I know. It sounds like a frivolous question. Like trying to imagine the Salem Witch Trials as a giant LA surfing party. Or the first Thanksgiving as a celebration at the Ferry Building one Saturday morning in San Francisco, with 20 varieties of lettuces and artisanal cheeses.
But there's a serious side to my question. Because I have the deep and disturbing feeling that many of the attitudes one group of Americans have toward their fellow Americans is some kind of a nasty carry over of those dark, cold, depressing New England winters, a cultural vestigial remain of a period of hard scrabble times and close brushes with societal extinction.
How else to explain the data on American attitudes on poverty and the poor as reported by William Julius Williams in "More Than Just Race"?
What Wilson says is deeply disturbing; it's fundamentally a "blame the victim" national mindset: ". . . the popular view is that people are poor or on welfare because of their own personal shortcomings."
Wilson cites three different surveys conducted in 1969, 1980, and 1990. Analysts looking at the first two surveys found that most Americans believe that ". . . in general economic inequality is fair." That's right. Economic inequality is fair.
In all three surveys, Wilson reports, ". . . more than nine out of ten American adults felt that lack of effort was either very or somewhat important in terms of causing poverty."

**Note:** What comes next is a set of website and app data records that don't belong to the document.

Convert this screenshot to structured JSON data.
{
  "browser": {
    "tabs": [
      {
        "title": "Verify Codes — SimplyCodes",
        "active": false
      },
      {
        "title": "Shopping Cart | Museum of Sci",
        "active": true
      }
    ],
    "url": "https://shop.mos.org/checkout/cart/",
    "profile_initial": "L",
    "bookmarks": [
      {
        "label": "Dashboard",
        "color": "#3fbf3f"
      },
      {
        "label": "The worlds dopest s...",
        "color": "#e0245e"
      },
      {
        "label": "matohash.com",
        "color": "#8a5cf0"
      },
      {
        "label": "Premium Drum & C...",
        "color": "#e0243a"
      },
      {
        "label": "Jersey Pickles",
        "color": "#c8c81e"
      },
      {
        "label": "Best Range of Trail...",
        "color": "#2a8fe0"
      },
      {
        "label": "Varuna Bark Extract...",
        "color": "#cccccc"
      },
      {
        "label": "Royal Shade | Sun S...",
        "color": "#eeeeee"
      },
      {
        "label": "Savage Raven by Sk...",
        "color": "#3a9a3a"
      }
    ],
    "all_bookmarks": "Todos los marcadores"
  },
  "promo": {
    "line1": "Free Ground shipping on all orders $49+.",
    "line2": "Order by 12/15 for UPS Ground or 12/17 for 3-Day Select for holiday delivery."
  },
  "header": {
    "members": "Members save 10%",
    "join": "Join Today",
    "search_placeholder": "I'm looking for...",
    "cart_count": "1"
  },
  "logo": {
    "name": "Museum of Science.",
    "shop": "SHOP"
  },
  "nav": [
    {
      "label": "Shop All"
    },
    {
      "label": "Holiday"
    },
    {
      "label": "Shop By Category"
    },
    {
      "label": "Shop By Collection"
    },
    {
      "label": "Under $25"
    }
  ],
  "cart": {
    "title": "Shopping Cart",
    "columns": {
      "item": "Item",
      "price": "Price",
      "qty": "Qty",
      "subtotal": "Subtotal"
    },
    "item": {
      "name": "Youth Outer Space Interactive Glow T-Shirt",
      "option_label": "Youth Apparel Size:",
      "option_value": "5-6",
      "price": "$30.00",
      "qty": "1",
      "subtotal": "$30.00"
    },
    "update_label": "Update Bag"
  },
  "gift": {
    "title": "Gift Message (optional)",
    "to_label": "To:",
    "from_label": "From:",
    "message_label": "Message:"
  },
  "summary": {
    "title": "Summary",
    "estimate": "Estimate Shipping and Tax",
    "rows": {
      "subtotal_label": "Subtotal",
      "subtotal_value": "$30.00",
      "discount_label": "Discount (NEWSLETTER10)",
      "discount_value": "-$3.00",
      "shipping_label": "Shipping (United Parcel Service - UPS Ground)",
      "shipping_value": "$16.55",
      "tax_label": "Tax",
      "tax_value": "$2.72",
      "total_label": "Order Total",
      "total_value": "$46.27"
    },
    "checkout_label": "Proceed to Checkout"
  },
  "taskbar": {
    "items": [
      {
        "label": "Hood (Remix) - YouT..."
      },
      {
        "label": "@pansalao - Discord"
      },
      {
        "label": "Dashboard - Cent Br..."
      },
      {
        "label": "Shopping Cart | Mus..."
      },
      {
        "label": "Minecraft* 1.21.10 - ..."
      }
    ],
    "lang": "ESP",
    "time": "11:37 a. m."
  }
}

In 2007 the Pew Research Center did another survey. That one revealed that "fully two-thirds of all Americans believe that personal factors, rather than racial discrimination, explain sy many African Americans have difficulty getting ahead in life. . ."
The kicker comes when Wilson compares these results to a 2007 survey of the EU. Only 20% of EU respondents agreed that poverty is a result of "laziness and lack of will power." 37% attributed poverty to "injustice in society."
No wonder Kentucky Senator Jim Bunning said, "Tough shit" when confronted with the impact his filibuster had on poor people. After all, it's their own fault!
No wonder there's even a debate about whether it's alright for America to be a nation where 40 million people don't have health insurance. If they'd go out and work their way out of poverty, they'd have the same lousy health insurance the rest of us have! It's their own fault!
Of course, if there were a terrible earthquake, or a natural disaster--something outside the control of each of us as individuals--and 40 million of our fellow citizens were suddenly homeless, needing medical attention, shelter, food, clothes, and a fair shot at a job, I'd like to think Americans would grab their cell phones and text millions of dollars of emergency aid to those in need. I'd like to think we wouldn't shrug and say, "Tough shit." Or blame those who got hit worst for being in the wrong place at the wrong time. Or deserving it.
At times like that, I like to think that if the Pilgrims had only landed in California, we might all be a little more generous of spirit, a little less morally judgmental, a little less likely to blame the victim, a little more likely to see that we're all in this together.
All Rights Reserved 2009 (c) Alan Webber, Rules Of Thumb